These ideas and ideals aren’t pie in the sky. They aren’t too progressive or too liberal for any district or any race for office. These are American ideals dating back to the founding of our republic, enshrined in the concepts of inalienable rights and guaranteed freedoms of life, liberty, and the pursuit of happiness. They are rooted in the shared benefit and prosperity of ‘we the people’, and, perhaps the best part about these values as they concern the Democratic Party, is that they win. Everywhere.

That is why I am running for Congress in New Jersey’s 7th District; to take the People’s Platform of shared economic prosperity and justice to D.C. and beyond, to forge a lasting change in the Democratic Party and a return to the principles and values that made us the party of the working people.

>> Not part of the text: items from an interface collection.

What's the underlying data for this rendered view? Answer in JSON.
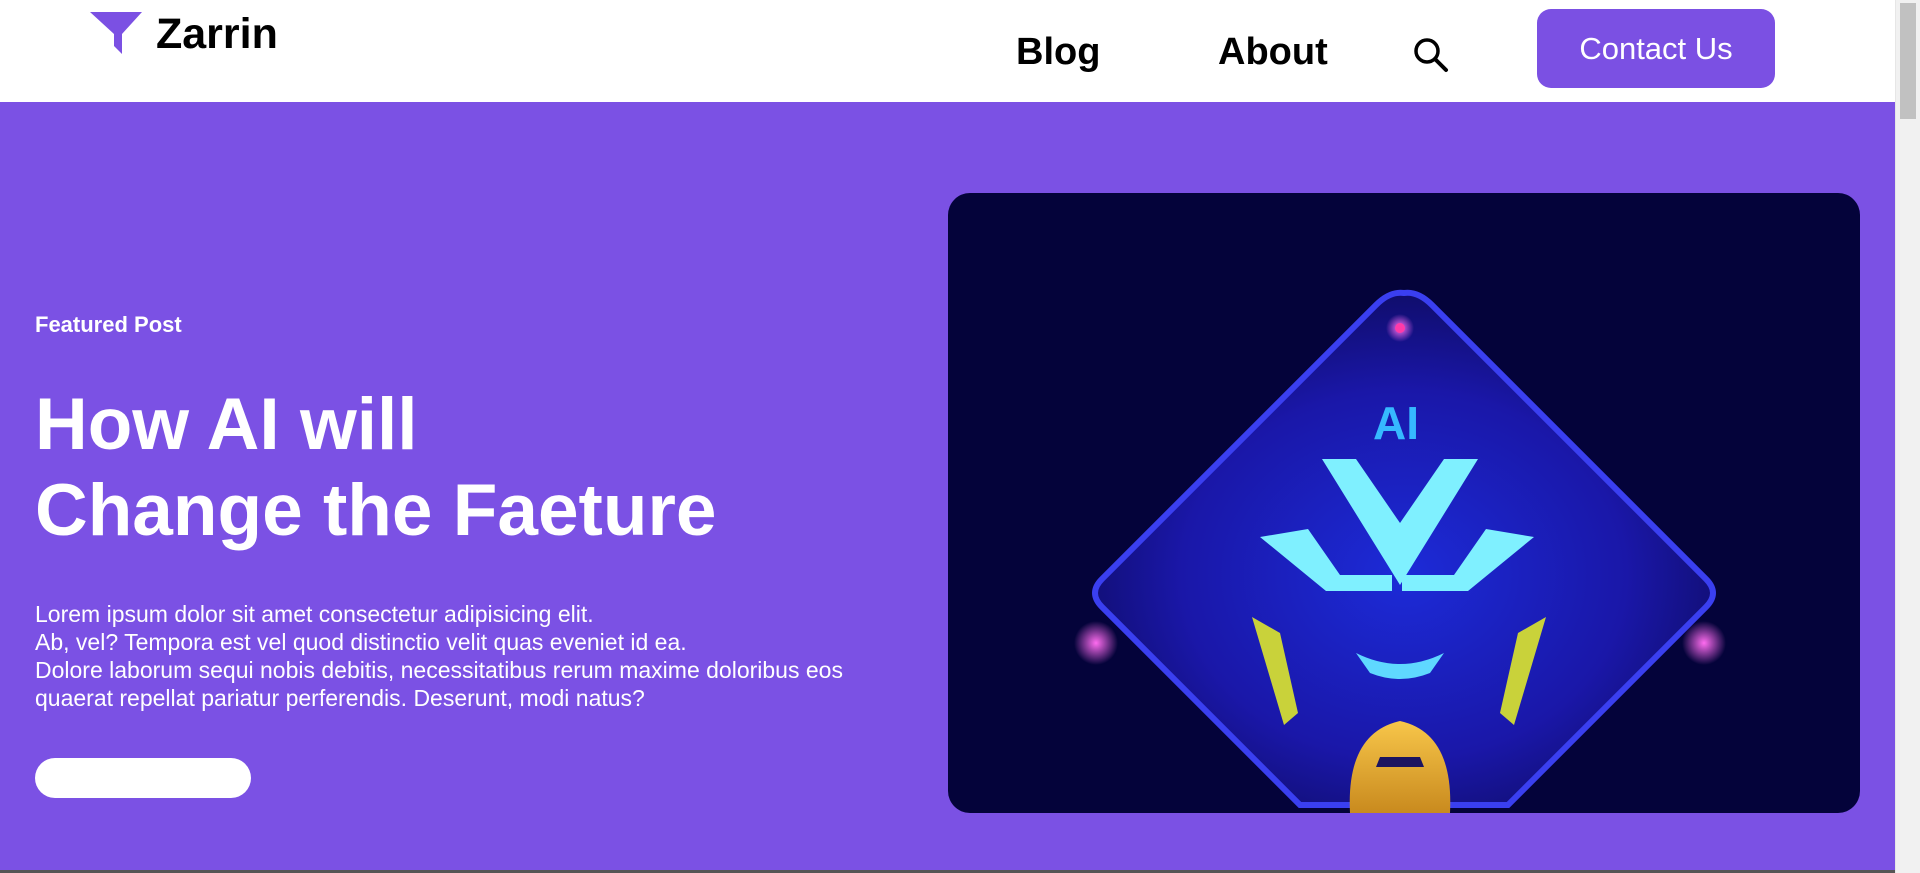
{
  "brand": {
    "name": "Zarrin",
    "icon": "funnel-icon",
    "accent_color": "#7b50e3"
  },
  "nav": {
    "blog_label": "Blog",
    "about_label": "About",
    "search_icon": "search-icon",
    "contact_label": "Contact Us"
  },
  "hero": {
    "background_color": "#7b51e4",
    "eyebrow": "Featured Post",
    "title_lines": [
      "How AI will",
      "Change the Faeture"
    ],
    "description_lines": [
      "Lorem ipsum dolor sit amet consectetur adipisicing elit.",
      "Ab, vel? Tempora est vel quod distinctio velit quas eveniet id ea.",
      "Dolore laborum sequi nobis debitis, necessitatibus rerum maxime doloribus eos",
      "quaerat repellat pariatur perferendis. Deserunt, modi natus?"
    ],
    "image": {
      "icon": "ai-robot-illustration",
      "badge_text": "AI",
      "background_color": "#04033a"
    }
  }
}
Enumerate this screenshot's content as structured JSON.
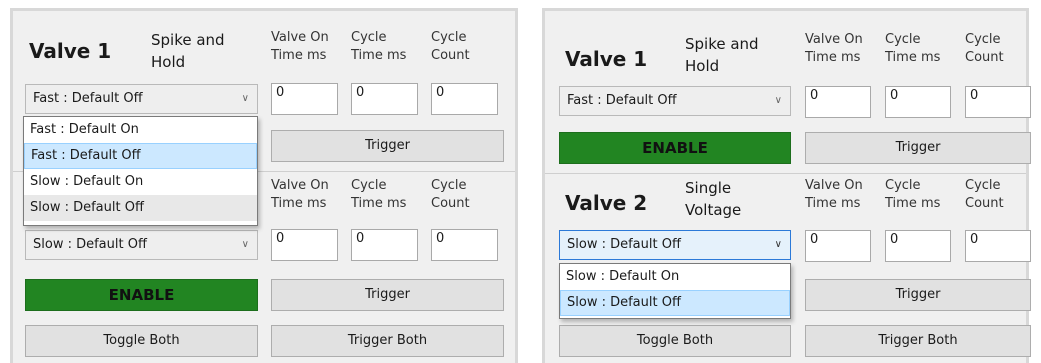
{
  "left": {
    "valve1": {
      "title": "Valve 1",
      "mode": [
        "Spike and",
        "Hold"
      ],
      "col_valve_on": [
        "Valve On",
        "Time ms"
      ],
      "col_cycle_time": [
        "Cycle",
        "Time ms"
      ],
      "col_cycle_count": [
        "Cycle",
        "Count"
      ],
      "selected": "Fast : Default Off",
      "valve_on_value": "0",
      "cycle_time_value": "0",
      "cycle_count_value": "0",
      "trigger_label": "Trigger",
      "dropdown_options": [
        "Fast : Default On",
        "Fast : Default Off",
        "Slow : Default On",
        "Slow : Default Off"
      ],
      "dropdown_selected_index": 1
    },
    "valve2": {
      "col_valve_on": [
        "Valve On",
        "Time ms"
      ],
      "col_cycle_time": [
        "Cycle",
        "Time ms"
      ],
      "col_cycle_count": [
        "Cycle",
        "Count"
      ],
      "selected": "Slow : Default Off",
      "valve_on_value": "0",
      "cycle_time_value": "0",
      "cycle_count_value": "0",
      "enable_label": "ENABLE",
      "trigger_label": "Trigger"
    },
    "toggle_both_label": "Toggle Both",
    "trigger_both_label": "Trigger Both"
  },
  "right": {
    "valve1": {
      "title": "Valve 1",
      "mode": [
        "Spike and",
        "Hold"
      ],
      "col_valve_on": [
        "Valve On",
        "Time ms"
      ],
      "col_cycle_time": [
        "Cycle",
        "Time ms"
      ],
      "col_cycle_count": [
        "Cycle",
        "Count"
      ],
      "selected": "Fast : Default Off",
      "valve_on_value": "0",
      "cycle_time_value": "0",
      "cycle_count_value": "0",
      "enable_label": "ENABLE",
      "trigger_label": "Trigger"
    },
    "valve2": {
      "title": "Valve 2",
      "mode": [
        "Single",
        "Voltage"
      ],
      "col_valve_on": [
        "Valve On",
        "Time ms"
      ],
      "col_cycle_time": [
        "Cycle",
        "Time ms"
      ],
      "col_cycle_count": [
        "Cycle",
        "Count"
      ],
      "selected": "Slow : Default Off",
      "valve_on_value": "0",
      "cycle_time_value": "0",
      "cycle_count_value": "0",
      "trigger_label": "Trigger",
      "dropdown_options": [
        "Slow : Default On",
        "Slow : Default Off"
      ],
      "dropdown_selected_index": 1
    },
    "toggle_both_label": "Toggle Both",
    "trigger_both_label": "Trigger Both"
  },
  "colors": {
    "enable_green": "#228522",
    "panel_bg": "#f0f0f0",
    "selection_blue": "#cce8ff",
    "focus_border": "#2b79d8"
  },
  "icons": {
    "combo_arrow": "chevron-down-icon"
  }
}
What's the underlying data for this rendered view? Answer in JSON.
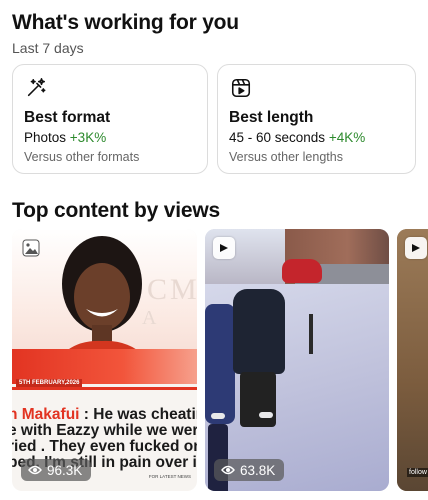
{
  "working": {
    "title": "What's working for you",
    "subtitle": "Last 7 days",
    "cards": [
      {
        "icon": "magic-wand-icon",
        "title": "Best format",
        "value": "Photos",
        "delta": "+3K%",
        "note": "Versus other formats"
      },
      {
        "icon": "reels-icon",
        "title": "Best length",
        "value": "45 - 60 seconds",
        "delta": "+4K%",
        "note": "Versus other lengths"
      }
    ]
  },
  "top_content": {
    "title": "Top content by views",
    "items": [
      {
        "type_icon": "photo-icon",
        "views": "96.3K",
        "date_banner": "5TH FEBRUARY,2026",
        "caption_line1_name": "n Makafui",
        "caption_line1_rest": " : He was cheating",
        "caption_line2": "e with Eazzy while we wer",
        "caption_line3": "ried . They even fucked on",
        "caption_line4": "bed. I'm still in pain over it.",
        "footer": "FOR LATEST NEWS"
      },
      {
        "type_icon": "video-icon",
        "views": "63.8K"
      },
      {
        "type_icon": "video-icon",
        "label": "follow"
      }
    ]
  },
  "colors": {
    "delta_green": "#2d8a2d",
    "accent_red": "#e23422"
  }
}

My fellow Americans, be idealists. Be visionaries. Put aside the archaic thoughts that the candidate who raises the most money is the best for the job. Learn about candidates supported by organizations like Brand New Congress and Justice Democrats, and volunteer to help them succeed. This year’s midterm elections have presented us opportunities to elect representatives who will actually represent us. Yes, we need to take back Congress in 2018, but this can only be accomplished by supporting people who display the integrity necessary to fend off corruption and fight for the bold policies needed in this great moment of social, economic, and political crisis. I ask you not to just think of 2018 or 2020, but to imagine beyond. Let’s solve the problems of today by planning for tomorrow. I’ll see you atop the People’s Platform.

Peter Jacob